*** PROVIDED INFORMATION ***

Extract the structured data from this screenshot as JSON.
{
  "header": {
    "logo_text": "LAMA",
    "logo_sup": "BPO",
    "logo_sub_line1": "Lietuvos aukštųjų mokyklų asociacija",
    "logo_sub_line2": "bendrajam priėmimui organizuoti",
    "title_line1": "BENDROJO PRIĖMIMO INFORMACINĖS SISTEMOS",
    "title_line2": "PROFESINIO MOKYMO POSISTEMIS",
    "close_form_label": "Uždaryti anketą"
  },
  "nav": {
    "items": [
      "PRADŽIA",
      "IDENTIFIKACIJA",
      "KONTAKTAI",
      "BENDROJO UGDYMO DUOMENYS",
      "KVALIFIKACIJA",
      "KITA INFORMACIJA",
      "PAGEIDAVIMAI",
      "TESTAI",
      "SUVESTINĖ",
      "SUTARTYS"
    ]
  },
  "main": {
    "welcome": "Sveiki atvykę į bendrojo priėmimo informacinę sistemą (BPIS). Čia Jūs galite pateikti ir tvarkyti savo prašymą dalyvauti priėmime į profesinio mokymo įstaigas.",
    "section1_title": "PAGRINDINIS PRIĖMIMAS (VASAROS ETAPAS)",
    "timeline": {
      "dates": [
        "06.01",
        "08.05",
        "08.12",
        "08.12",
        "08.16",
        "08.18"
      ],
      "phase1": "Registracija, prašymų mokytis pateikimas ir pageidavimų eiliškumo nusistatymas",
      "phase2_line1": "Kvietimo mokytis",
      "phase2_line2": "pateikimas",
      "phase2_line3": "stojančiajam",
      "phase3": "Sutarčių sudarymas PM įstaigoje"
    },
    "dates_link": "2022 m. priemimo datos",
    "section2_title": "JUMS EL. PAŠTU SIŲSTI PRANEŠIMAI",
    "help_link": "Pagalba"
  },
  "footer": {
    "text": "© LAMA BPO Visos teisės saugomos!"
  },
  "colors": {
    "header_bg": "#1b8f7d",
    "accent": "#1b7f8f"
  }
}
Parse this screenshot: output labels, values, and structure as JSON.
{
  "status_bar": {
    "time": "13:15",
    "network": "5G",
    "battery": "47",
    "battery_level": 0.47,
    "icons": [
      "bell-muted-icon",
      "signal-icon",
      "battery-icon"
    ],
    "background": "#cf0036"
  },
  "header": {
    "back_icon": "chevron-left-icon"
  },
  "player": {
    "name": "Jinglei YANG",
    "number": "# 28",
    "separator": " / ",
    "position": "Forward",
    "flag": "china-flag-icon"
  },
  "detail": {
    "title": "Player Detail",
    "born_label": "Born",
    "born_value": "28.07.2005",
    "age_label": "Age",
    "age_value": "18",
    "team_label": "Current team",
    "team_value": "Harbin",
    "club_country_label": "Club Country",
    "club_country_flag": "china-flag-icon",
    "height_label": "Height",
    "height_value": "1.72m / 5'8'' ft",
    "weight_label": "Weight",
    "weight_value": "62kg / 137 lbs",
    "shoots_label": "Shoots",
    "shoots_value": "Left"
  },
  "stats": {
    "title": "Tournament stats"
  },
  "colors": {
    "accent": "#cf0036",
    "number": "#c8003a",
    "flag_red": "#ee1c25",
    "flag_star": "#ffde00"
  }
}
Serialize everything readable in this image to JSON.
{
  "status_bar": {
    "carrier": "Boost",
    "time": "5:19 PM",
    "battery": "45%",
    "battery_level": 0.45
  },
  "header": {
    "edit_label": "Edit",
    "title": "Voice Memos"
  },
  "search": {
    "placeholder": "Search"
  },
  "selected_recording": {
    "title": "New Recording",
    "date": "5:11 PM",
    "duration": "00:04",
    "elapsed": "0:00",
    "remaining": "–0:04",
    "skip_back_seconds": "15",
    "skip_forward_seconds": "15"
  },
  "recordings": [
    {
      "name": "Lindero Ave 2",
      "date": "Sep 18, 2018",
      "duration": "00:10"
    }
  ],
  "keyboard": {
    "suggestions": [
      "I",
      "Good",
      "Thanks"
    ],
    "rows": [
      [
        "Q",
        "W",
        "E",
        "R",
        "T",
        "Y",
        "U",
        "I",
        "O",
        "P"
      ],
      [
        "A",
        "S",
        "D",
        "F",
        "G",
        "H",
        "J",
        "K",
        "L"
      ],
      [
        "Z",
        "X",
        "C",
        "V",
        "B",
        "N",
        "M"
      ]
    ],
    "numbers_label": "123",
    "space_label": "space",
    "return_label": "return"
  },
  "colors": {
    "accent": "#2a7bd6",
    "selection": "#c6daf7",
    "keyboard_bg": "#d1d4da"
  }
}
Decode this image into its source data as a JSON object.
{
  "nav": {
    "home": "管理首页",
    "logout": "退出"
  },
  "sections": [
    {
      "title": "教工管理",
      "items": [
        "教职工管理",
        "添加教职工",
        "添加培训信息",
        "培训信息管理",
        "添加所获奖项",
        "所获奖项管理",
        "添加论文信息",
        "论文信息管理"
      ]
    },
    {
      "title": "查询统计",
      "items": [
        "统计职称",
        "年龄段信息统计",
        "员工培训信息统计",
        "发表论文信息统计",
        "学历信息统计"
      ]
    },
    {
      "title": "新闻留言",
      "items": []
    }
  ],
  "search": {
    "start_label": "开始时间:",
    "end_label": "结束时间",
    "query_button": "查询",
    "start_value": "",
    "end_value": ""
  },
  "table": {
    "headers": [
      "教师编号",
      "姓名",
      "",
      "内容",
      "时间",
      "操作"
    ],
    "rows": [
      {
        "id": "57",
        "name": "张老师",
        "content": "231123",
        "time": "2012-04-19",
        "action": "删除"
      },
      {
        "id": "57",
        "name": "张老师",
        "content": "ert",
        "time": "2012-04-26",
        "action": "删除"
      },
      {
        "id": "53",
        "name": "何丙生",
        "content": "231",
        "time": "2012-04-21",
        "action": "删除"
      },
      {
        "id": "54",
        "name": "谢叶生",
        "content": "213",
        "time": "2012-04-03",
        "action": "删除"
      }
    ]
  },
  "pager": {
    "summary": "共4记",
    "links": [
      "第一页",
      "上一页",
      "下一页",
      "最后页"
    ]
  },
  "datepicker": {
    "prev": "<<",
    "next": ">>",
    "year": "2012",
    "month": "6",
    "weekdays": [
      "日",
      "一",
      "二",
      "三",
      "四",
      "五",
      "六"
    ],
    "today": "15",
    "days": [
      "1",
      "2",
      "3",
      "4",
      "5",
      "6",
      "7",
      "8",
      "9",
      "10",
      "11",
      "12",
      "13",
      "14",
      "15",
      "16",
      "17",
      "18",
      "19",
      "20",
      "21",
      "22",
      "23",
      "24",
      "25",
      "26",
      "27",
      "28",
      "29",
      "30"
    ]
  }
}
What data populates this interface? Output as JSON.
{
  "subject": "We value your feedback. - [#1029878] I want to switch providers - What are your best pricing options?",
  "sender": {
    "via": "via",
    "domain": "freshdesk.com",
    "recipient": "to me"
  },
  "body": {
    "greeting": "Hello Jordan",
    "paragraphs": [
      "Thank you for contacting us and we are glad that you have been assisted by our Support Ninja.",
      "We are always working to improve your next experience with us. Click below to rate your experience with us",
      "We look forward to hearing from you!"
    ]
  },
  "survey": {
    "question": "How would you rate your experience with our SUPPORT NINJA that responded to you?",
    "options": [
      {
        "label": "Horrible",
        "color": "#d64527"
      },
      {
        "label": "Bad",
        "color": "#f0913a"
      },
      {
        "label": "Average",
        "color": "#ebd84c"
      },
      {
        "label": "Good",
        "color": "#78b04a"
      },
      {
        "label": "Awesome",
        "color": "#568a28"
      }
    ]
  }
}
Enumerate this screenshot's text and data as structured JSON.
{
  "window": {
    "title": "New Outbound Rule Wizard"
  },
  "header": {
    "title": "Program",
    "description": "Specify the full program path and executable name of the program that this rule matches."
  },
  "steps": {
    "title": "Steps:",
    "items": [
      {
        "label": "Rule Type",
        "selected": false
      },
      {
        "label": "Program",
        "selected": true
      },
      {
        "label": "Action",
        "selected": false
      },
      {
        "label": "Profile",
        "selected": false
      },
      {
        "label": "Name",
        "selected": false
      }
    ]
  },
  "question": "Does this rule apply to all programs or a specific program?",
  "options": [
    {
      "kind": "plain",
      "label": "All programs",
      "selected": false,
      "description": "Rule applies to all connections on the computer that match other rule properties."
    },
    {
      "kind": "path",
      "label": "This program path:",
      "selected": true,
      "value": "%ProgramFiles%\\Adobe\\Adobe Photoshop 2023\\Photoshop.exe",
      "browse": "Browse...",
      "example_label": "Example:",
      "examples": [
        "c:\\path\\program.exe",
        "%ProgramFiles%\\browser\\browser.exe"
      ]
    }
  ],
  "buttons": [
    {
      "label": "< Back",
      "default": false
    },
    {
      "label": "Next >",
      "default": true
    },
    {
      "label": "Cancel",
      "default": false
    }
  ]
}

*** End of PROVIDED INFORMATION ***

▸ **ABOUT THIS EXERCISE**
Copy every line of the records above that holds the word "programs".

▸ **RESPONSE TO THIS EXERCISE**
  "question": "Does this rule apply to all programs or a specific program?",
      "label": "All programs",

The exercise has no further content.